YOUR OBJECTIVE - An exact reproduction of all the entries is what the answer must contain.

RAW DATA -

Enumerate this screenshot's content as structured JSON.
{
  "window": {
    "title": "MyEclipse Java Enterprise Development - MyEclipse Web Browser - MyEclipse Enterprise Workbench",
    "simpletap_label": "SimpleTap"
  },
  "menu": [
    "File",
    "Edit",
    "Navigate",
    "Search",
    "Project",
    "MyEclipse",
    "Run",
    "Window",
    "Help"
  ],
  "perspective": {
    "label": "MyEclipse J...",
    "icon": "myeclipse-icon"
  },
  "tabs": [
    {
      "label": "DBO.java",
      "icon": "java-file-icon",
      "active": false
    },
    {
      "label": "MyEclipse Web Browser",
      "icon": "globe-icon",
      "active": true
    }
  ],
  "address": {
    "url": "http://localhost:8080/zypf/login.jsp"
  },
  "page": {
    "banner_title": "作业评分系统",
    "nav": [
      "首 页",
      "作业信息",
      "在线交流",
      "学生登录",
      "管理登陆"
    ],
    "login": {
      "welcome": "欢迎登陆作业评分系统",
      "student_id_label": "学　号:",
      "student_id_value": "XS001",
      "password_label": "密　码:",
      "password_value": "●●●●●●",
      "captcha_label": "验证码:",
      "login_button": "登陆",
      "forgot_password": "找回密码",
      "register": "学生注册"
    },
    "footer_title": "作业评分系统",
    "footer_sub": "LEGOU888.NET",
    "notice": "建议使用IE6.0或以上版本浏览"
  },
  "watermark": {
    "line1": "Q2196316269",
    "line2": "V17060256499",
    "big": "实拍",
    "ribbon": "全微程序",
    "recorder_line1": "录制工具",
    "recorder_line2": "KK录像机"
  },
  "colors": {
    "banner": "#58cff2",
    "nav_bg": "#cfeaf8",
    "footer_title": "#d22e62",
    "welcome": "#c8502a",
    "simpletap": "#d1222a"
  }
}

ANSWER BOX -
Enumerate this screenshot's content as structured JSON.
{
  "window": {
    "title": "MyEclipse Java Enterprise Development - MyEclipse Web Browser - MyEclipse Enterprise Workbench",
    "simpletap_label": "SimpleTap"
  },
  "menu": [
    "File",
    "Edit",
    "Navigate",
    "Search",
    "Project",
    "MyEclipse",
    "Run",
    "Window",
    "Help"
  ],
  "perspective": {
    "label": "MyEclipse J...",
    "icon": "myeclipse-icon"
  },
  "tabs": [
    {
      "label": "DBO.java",
      "icon": "java-file-icon",
      "active": false
    },
    {
      "label": "MyEclipse Web Browser",
      "icon": "globe-icon",
      "active": true
    }
  ],
  "address": {
    "url": "http://localhost:8080/zypf/login.jsp"
  },
  "page": {
    "banner_title": "作业评分系统",
    "nav": [
      "首 页",
      "作业信息",
      "在线交流",
      "学生登录",
      "管理登陆"
    ],
    "login": {
      "welcome": "欢迎登陆作业评分系统",
      "student_id_label": "学　号:",
      "student_id_value": "XS001",
      "password_label": "密　码:",
      "password_value": "●●●●●●",
      "captcha_label": "验证码:",
      "login_button": "登陆",
      "forgot_password": "找回密码",
      "register": "学生注册"
    },
    "footer_title": "作业评分系统",
    "footer_sub": "LEGOU888.NET",
    "notice": "建议使用IE6.0或以上版本浏览"
  },
  "watermark": {
    "line1": "Q2196316269",
    "line2": "V17060256499",
    "big": "实拍",
    "ribbon": "全微程序",
    "recorder_line1": "录制工具",
    "recorder_line2": "KK录像机"
  },
  "colors": {
    "banner": "#58cff2",
    "nav_bg": "#cfeaf8",
    "footer_title": "#d22e62",
    "welcome": "#c8502a",
    "simpletap": "#d1222a"
  }
}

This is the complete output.